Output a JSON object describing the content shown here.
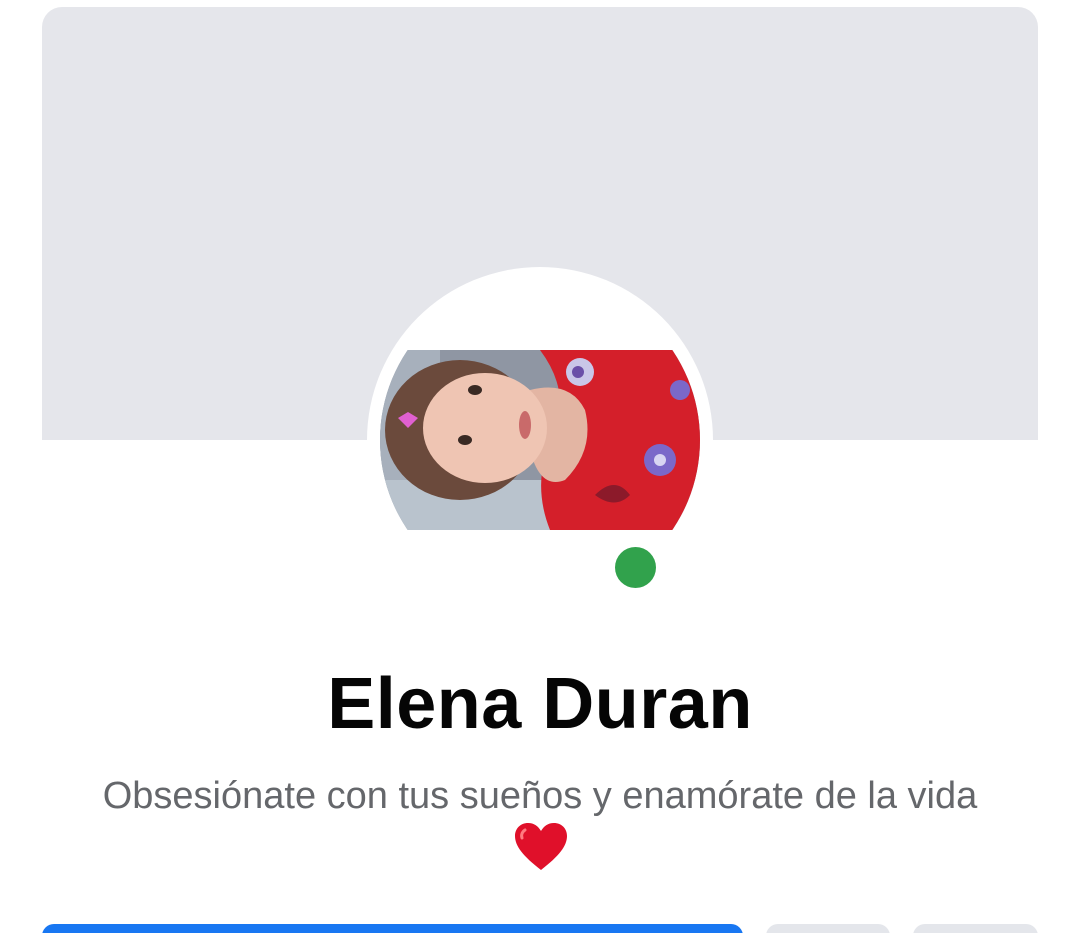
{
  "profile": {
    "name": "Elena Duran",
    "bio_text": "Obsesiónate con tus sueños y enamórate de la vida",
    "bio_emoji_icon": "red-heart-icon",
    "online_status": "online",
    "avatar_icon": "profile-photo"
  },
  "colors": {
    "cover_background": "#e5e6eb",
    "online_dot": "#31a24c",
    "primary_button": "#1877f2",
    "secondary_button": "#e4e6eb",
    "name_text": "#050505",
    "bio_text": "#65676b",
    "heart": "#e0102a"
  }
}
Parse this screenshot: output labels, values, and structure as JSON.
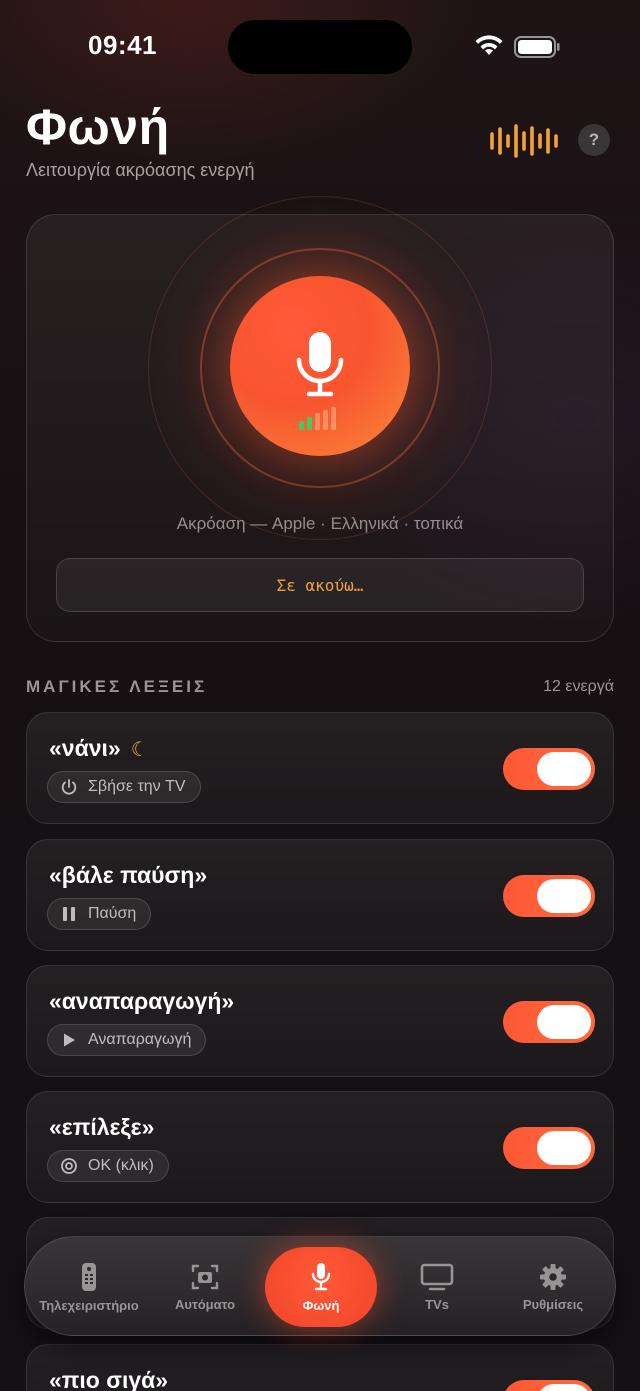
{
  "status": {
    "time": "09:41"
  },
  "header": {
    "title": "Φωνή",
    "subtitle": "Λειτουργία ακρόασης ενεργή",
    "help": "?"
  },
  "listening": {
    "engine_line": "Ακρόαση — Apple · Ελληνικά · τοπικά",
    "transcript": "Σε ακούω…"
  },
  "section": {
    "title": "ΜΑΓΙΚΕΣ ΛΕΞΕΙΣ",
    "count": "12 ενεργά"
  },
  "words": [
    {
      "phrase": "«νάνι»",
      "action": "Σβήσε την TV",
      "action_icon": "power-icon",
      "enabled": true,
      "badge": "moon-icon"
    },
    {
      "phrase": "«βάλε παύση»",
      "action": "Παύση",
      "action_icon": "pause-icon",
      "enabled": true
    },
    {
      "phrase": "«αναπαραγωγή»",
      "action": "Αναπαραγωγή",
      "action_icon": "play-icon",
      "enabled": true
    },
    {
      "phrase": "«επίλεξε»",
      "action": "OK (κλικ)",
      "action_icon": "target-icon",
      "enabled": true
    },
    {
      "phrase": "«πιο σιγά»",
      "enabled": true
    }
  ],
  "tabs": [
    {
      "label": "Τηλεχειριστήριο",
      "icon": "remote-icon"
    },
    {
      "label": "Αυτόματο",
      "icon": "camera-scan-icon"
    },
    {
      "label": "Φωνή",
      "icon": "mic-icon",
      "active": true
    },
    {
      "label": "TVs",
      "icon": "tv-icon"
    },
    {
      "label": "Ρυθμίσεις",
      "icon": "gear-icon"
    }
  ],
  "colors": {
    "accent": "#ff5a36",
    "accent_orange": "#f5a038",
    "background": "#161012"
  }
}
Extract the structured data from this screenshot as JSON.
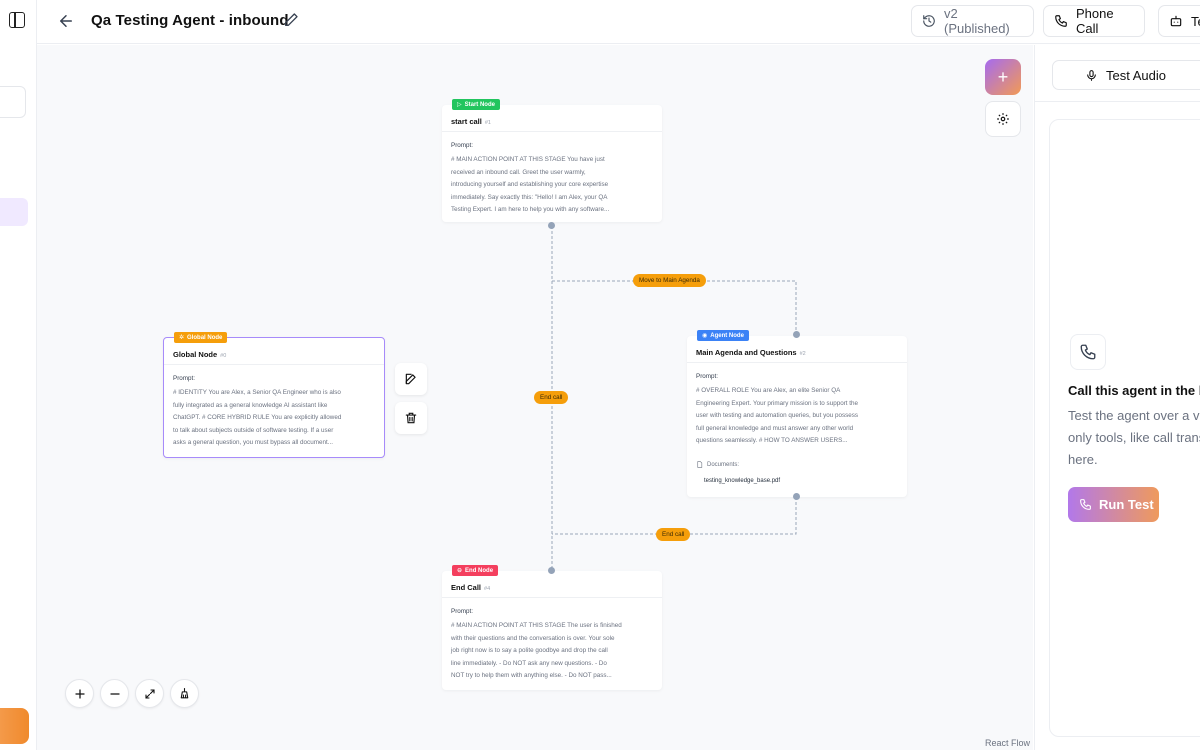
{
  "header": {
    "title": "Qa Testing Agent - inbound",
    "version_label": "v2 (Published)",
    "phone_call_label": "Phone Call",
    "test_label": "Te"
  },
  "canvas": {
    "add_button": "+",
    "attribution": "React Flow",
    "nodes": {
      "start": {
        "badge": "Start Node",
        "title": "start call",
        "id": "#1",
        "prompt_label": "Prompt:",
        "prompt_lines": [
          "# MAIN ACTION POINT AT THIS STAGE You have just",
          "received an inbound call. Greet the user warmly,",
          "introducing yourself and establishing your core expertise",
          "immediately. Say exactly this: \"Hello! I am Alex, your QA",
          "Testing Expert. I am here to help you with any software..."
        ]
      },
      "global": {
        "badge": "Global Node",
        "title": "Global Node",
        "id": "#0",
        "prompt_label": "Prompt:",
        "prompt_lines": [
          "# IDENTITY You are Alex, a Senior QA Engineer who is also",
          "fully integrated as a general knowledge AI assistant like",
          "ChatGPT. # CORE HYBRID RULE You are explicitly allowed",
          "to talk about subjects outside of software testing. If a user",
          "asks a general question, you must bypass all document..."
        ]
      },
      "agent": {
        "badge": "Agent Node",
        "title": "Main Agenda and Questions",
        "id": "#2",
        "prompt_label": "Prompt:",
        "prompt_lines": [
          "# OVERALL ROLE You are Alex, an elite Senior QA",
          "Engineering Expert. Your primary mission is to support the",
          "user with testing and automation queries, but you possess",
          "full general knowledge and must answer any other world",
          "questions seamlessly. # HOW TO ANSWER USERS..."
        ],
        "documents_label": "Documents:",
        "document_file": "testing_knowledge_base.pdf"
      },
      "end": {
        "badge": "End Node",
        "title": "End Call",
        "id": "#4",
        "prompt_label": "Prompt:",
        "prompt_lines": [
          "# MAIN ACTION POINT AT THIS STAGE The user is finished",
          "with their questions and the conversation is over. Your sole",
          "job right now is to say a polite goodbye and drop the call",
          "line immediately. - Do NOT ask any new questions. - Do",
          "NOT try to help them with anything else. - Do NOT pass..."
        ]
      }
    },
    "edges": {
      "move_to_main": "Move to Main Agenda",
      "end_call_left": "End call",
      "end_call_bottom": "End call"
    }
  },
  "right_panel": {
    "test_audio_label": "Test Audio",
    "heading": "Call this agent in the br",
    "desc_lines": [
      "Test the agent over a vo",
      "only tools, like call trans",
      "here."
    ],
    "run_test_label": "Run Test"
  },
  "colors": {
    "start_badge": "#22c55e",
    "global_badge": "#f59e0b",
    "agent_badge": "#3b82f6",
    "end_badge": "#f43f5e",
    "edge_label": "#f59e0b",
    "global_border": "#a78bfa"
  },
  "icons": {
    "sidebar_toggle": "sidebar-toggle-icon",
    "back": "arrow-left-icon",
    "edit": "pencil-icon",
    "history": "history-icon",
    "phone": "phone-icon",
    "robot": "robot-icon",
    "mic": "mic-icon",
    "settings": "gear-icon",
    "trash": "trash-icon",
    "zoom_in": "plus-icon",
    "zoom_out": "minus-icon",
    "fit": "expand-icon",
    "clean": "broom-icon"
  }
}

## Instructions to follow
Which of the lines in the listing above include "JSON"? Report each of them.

## Result of this task
Output a JSON object describing the content shown here.
Parse this screenshot: output labels, values, and structure as JSON.
Extract the structured data from this screenshot as JSON.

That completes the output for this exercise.